US4609510 *Dec 21, 1984Sep 2, 1986The Firestone Tire & Rubber CompanySupplying nitrogen upstream of deflated curing bag to prevent oxygen entry
US4664256 *Oct 2, 1985May 12, 1987Farmaceutisk Laboratorium Ferring A/SOxygen-free
US5242651 *Jul 25, 1990Sep 7, 1993Vought Aircraft CompanyCuring in an autoclave
US5794893 *Jun 7, 1995Aug 18, 1998Northrop Grumman CorporationElastomeric transition for aircraft control surface
US5803405 *Jun 7, 1995Sep 8, 1998Northrop Grumman CorporationExpandable aircraft section
US6145791 *Jan 9, 1998Nov 14, 2000Northrop Grumman CorporationElastomeric transition for aircraft control surface
US7311941Aug 11, 2004Dec 25, 2007The Procter & Gamble Companymolten hot-melt adhesive is pumped free of gas bubbles originating from the volatile material contained in said adhesive; absorbent articles for personal hygiene
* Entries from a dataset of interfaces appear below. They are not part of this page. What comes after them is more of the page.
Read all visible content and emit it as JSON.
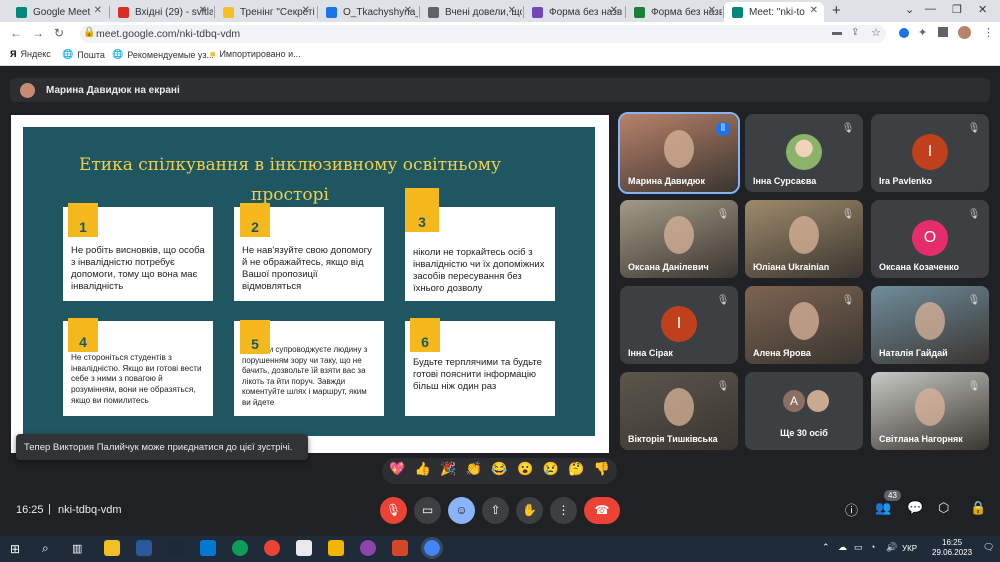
{
  "browser": {
    "tabs": [
      {
        "label": "Google Meet",
        "color": "#00897b"
      },
      {
        "label": "Вхідні (29) - svitla",
        "color": "#d93025"
      },
      {
        "label": "Тренінг \"Секреті",
        "color": "#f6bf26"
      },
      {
        "label": "O_Tkachyshyna_f",
        "color": "#1a73e8"
      },
      {
        "label": "Вчені довели, що",
        "color": "#5f6368"
      },
      {
        "label": "Форма без назв",
        "color": "#7248b9"
      },
      {
        "label": "Форма без назв",
        "color": "#188038"
      },
      {
        "label": "Meet: \"nki-to",
        "color": "#00897b"
      }
    ],
    "url": "meet.google.com/nki-tdbq-vdm",
    "bookmarks": [
      "Яндекс",
      "Пошта",
      "Рекомендуемые уз...",
      "Импортировано и..."
    ]
  },
  "meet": {
    "presenter_banner": "Марина Давидюк на екрані",
    "slide": {
      "title": "Етика спілкування в інклюзивному освітньому просторі",
      "cards": [
        {
          "num": "1",
          "text": "Не робіть висновків, що особа з інвалідністю потребує допомоги, тому що вона має інвалідність"
        },
        {
          "num": "2",
          "text": "Не нав'язуйте свою допомогу й не ображайтесь, якщо від Вашої пропозиції відмовляться"
        },
        {
          "num": "3",
          "text": "ніколи не торкайтесь осіб з інвалідністю чи їх допоміжних засобів пересування без їхнього дозволу"
        },
        {
          "num": "4",
          "text": "Не сторонiться студентів з інвалідністю. Якщо ви готові вести себе з ними з повагою й розумінням, вони не образяться, якщо ви помилитесь"
        },
        {
          "num": "5",
          "text": "Якщо ви супроводжуєте людину з порушенням зору чи таку, що не бачить, дозвольте їй взяти вас за лікоть та йти поруч. Завжди коментуйте шлях і маршрут, яким ви йдете"
        },
        {
          "num": "6",
          "text": "Будьте терплячими та будьте готові пояснити інформацію більш ніж один раз"
        }
      ]
    },
    "participants": [
      {
        "name": "Марина Давидюк",
        "type": "photo",
        "color": "#b8826a"
      },
      {
        "name": "Інна Сурсаєва",
        "type": "avatar",
        "color": "#8bb36a"
      },
      {
        "name": "Ira Pavlenko",
        "type": "letter",
        "letter": "I",
        "color": "#c1401c"
      },
      {
        "name": "Оксана Данілевич",
        "type": "photo",
        "color": "#a39a86"
      },
      {
        "name": "Юліана Ukrainian",
        "type": "photo",
        "color": "#9e8b6b"
      },
      {
        "name": "Оксана Козаченко",
        "type": "letter",
        "letter": "O",
        "color": "#e52d6b"
      },
      {
        "name": "Інна Сірак",
        "type": "letter",
        "letter": "I",
        "color": "#c1401c"
      },
      {
        "name": "Алена Ярова",
        "type": "photo",
        "color": "#7d6452"
      },
      {
        "name": "Наталія Гайдай",
        "type": "photo",
        "color": "#6f8d9c"
      },
      {
        "name": "Вікторія Тишківська",
        "type": "photo",
        "color": "#5b564c"
      },
      {
        "name": "Ще 30 осіб",
        "type": "group",
        "letter": "А",
        "color": "#8d6e63"
      },
      {
        "name": "Світлана Нагорняк",
        "type": "photo",
        "color": "#c7c9c4"
      }
    ],
    "toast": "Тепер Виктория Палийчук може приєднатися до цієї зустрічі.",
    "reactions": [
      "💖",
      "👍",
      "🎉",
      "👏",
      "😂",
      "😮",
      "😢",
      "🤔",
      "👎"
    ],
    "time": "16:25",
    "meeting_code": "nki-tdbq-vdm",
    "people_count": "43"
  },
  "taskbar": {
    "lang": "УКР",
    "time": "16:25",
    "date": "29.06.2023"
  }
}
USRE33239 *May 12, 1989Jun 26, 1990Farmaceutisk Laboratorium Ferring A/SStorage stability
EP0337353A2 *Apr 10, 1989Oct 18, 1989Toshiba Kikai Kabushiki KaishaVent type injection molding machine
EP1506821A1 *Aug 11, 2003Feb 16, 2005THE PROCTER & GAMBLE COMPANYProcess for improved adhesive application
WO2005018829A1 *Aug 2, 2004Mar 3, 2005Branca AndreaProcess for improved adhesive application
Classifications
U.S. Classification264/102, 264/85, 264/328.13
International ClassificationB29C45/76, B29C37/00, B29C45/00, B29C45/63
Cooperative ClassificationB29C45/63
European ClassificationB29C45/63